The depths to that hoarders will allow their clutter to reach can be truly awesome. Witness the infamous example of a guy called Langley Collyer who between 1933 to 1948’ somehow managed to fill the entire room space of a huge mansion on Fifth Avenue (Manhattan) with over 120 tons of clutter comprising of refuse, human waste, and various items of junk. When both he and his brother were discovered dead one day, the enormous pile of clutter found in the mansion included 11 discarded pianos, and all of the components to build a model T Ford from the ground up. Langley had been crushed to death when a pile of heavy items that had been amassed as an intruder trap, accidentally collapsed on top of him.

A particular type of hoarding is when a hoarder becomes obsessed with attaining a complete collection of something.  In this type of scenario, the hoarder will seek to collect the entire range of whatever it is that makes up his targeted aim. There is even something called mental hoarding which is the name given to the syndrome whereby the sufferer believes that he/she has to learn by heart, all of the information pertaining to a particular subject. Sometimes a hoarder may collect things that they fantasize must be kept in as new condition, even in its original wrapping.  In many instances, the items collected deteriorate beyond use over time.

Remedial treatment for compulsive hoarding is behavioural based, and centres upon acclimatizing hoarders to gradually begin releasing items from their hoard of clutter, with each step being directed at clutter that is more intensely difficult to relinquish their hold upon. There are specialist therapists who operate in this difficult field. They will usually begin applying their therapy following a visit to the hoarder’s home, where they can assess the extent of the problem, and begin to formulate a particular strategy to deal with each individual case.

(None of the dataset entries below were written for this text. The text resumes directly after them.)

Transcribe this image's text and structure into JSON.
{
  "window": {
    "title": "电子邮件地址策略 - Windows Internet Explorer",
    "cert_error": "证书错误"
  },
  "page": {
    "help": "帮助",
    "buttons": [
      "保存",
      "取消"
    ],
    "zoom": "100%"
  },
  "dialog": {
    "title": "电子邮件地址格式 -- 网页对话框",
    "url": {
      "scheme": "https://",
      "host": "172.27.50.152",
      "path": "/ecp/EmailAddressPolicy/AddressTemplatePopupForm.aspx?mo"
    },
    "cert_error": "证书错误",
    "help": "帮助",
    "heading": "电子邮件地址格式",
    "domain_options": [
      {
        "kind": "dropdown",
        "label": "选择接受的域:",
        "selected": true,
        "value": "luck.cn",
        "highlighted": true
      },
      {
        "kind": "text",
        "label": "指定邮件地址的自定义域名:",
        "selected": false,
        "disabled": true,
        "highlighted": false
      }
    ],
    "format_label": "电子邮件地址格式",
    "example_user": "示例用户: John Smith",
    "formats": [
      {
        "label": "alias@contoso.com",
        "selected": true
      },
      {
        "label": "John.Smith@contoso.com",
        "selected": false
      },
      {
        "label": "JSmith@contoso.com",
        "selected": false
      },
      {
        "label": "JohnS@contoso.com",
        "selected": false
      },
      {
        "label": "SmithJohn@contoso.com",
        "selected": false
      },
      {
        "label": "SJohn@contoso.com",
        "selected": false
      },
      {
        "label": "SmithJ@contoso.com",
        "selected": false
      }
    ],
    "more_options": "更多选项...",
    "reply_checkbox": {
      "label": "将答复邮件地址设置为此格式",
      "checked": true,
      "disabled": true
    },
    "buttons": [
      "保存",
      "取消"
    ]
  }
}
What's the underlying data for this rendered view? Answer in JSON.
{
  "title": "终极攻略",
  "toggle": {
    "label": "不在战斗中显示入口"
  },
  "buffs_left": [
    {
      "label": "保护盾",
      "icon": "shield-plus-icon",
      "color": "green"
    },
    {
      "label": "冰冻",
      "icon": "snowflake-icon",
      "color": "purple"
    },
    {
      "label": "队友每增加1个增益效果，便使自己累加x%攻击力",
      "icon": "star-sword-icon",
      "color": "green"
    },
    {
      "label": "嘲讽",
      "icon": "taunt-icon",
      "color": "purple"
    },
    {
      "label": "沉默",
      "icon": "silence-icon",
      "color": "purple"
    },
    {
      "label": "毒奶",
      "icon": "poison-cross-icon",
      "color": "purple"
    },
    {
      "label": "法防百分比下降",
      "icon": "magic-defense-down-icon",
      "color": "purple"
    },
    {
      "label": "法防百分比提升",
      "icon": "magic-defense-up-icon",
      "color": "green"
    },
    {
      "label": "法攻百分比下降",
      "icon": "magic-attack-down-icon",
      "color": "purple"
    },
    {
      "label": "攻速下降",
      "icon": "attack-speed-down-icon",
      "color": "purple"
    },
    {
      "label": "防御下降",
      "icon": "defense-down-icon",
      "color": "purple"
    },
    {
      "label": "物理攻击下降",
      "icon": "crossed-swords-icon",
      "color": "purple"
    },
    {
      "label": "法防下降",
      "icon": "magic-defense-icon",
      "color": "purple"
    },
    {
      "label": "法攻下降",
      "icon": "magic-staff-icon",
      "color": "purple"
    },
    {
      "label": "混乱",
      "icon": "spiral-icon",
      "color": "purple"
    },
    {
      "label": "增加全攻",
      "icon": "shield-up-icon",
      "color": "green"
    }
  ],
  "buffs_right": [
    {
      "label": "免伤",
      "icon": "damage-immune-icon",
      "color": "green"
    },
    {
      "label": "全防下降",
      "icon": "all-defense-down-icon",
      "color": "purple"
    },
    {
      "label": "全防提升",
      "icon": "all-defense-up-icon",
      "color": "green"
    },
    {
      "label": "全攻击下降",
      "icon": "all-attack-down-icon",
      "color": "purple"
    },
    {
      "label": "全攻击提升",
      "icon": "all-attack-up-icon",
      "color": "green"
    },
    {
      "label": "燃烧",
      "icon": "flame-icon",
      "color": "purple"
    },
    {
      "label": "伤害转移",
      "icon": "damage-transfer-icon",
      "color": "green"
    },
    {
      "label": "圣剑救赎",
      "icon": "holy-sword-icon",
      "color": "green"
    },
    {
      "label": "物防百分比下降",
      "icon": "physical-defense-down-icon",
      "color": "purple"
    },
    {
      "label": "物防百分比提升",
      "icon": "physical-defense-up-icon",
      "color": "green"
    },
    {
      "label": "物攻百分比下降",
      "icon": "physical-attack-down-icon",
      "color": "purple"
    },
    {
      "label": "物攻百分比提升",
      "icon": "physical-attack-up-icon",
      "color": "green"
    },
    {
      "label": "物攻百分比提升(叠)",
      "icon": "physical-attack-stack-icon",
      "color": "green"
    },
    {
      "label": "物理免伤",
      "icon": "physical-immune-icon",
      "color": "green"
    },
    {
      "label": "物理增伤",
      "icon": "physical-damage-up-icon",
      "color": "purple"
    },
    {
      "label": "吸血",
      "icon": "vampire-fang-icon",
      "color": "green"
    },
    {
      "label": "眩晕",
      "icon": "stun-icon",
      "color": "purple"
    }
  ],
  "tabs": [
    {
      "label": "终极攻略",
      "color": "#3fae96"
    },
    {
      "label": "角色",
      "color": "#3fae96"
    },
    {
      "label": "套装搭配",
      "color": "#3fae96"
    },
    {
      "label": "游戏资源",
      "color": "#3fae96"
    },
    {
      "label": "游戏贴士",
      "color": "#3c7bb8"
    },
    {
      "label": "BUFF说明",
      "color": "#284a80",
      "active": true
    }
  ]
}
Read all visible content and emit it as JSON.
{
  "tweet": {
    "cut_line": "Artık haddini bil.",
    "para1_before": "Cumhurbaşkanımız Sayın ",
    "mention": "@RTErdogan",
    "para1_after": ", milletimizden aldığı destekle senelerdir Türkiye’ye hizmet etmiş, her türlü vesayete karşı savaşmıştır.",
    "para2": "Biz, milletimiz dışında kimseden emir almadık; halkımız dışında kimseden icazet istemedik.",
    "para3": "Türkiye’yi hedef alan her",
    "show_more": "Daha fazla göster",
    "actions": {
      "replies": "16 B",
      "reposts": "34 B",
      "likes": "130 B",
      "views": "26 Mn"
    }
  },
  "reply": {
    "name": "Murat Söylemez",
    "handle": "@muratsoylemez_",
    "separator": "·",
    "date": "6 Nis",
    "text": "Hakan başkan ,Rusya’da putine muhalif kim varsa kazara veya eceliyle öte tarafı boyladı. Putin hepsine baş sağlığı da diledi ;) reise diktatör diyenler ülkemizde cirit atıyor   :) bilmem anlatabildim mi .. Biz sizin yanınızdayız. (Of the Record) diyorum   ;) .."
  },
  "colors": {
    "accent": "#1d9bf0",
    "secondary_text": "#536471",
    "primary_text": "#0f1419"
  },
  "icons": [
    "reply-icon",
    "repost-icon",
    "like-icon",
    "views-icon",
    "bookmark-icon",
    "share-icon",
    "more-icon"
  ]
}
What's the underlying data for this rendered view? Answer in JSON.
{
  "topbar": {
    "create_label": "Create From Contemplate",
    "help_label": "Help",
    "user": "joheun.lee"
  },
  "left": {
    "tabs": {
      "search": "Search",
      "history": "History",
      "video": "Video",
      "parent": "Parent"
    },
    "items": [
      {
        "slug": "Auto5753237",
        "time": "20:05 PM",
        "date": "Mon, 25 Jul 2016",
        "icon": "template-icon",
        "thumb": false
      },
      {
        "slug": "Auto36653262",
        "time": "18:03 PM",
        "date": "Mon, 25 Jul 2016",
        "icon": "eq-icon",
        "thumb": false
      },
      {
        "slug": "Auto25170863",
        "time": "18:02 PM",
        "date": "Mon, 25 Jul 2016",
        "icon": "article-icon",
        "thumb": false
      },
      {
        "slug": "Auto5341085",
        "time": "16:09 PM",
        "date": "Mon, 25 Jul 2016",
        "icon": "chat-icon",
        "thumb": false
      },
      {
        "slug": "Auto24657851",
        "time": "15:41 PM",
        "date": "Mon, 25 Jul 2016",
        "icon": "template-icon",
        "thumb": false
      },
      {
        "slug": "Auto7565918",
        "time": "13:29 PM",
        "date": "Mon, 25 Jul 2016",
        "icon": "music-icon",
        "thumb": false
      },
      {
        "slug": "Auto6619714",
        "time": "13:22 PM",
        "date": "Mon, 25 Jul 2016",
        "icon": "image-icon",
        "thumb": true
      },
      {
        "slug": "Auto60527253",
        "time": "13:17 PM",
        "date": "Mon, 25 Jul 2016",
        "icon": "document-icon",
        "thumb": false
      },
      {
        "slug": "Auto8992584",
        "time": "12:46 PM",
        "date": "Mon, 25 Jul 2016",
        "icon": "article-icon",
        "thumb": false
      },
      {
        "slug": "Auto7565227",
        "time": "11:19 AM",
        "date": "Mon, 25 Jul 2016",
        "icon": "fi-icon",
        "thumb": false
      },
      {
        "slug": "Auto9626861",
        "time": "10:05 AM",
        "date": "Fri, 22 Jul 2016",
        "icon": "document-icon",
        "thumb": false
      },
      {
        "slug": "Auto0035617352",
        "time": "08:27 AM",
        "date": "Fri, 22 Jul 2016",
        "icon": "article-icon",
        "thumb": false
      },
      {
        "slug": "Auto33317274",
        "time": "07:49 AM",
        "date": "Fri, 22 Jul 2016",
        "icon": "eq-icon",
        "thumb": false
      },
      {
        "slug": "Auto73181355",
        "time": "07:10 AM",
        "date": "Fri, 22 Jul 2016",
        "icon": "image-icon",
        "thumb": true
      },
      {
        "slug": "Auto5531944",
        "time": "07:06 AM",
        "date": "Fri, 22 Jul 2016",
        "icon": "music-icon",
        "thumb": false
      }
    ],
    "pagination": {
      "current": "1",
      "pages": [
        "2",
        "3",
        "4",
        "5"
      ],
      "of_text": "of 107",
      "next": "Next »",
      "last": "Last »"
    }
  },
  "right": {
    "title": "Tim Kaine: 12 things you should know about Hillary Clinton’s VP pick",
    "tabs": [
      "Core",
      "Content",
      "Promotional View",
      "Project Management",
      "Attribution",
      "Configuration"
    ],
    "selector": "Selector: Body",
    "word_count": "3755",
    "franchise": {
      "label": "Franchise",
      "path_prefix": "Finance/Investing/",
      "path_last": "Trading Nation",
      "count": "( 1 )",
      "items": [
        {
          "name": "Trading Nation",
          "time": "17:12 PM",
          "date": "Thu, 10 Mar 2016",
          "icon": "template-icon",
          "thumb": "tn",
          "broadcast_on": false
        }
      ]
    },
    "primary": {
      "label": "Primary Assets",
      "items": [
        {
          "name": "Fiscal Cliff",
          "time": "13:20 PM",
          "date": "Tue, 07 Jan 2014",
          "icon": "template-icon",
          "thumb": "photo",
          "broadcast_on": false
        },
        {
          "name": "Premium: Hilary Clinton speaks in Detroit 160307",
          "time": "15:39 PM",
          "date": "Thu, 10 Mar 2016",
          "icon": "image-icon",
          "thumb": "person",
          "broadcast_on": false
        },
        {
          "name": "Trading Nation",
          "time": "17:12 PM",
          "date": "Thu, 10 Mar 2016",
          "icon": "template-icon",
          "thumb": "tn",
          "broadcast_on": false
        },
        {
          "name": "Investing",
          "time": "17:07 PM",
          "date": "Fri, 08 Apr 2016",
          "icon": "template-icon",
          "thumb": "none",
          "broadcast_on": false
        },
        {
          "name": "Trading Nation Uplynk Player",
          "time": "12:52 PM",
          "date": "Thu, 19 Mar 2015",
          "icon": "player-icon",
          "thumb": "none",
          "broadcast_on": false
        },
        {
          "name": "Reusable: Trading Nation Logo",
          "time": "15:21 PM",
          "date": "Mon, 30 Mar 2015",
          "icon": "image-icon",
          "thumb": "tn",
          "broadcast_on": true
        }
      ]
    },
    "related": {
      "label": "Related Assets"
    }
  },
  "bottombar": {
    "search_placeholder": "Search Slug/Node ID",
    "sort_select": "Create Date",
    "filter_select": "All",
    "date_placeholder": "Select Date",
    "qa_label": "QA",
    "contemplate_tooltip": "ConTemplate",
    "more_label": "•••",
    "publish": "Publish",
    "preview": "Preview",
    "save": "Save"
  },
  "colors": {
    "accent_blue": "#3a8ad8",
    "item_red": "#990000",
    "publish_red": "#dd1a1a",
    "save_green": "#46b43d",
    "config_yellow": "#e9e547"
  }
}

Therapists often draw up a set of rules for what should be discarded in the present and in the future too, using a 2 year plan. Basically this works on the premise that if an object hasn’t been read, used or worn for two years, then it is to be earmarked for discarding. Obviously, this does not include things like heirlooms. As far as reading matter is concerned, hoarders are retrained to keep only the current week’s newspapers, or the latest issue only of any magazine. The rehabilitation also includes getting hoarders to sort their mail daily.

Where hoarding has become very deeply ingrained into a person’s character, they may need medication to help them to cope with the “trauma” of discarding some of their clutter. This medication is aimed at helping to lessen anxiety and helping to ward off, or cope with depression. There are psychiatrists who specialize in treating OCDs, and their expertise and knowledge should be sought and employed when trying to rehabilitate hoarders.

There is no absolute cure for hoarding, but with the right treatment and support, the condition can be managed.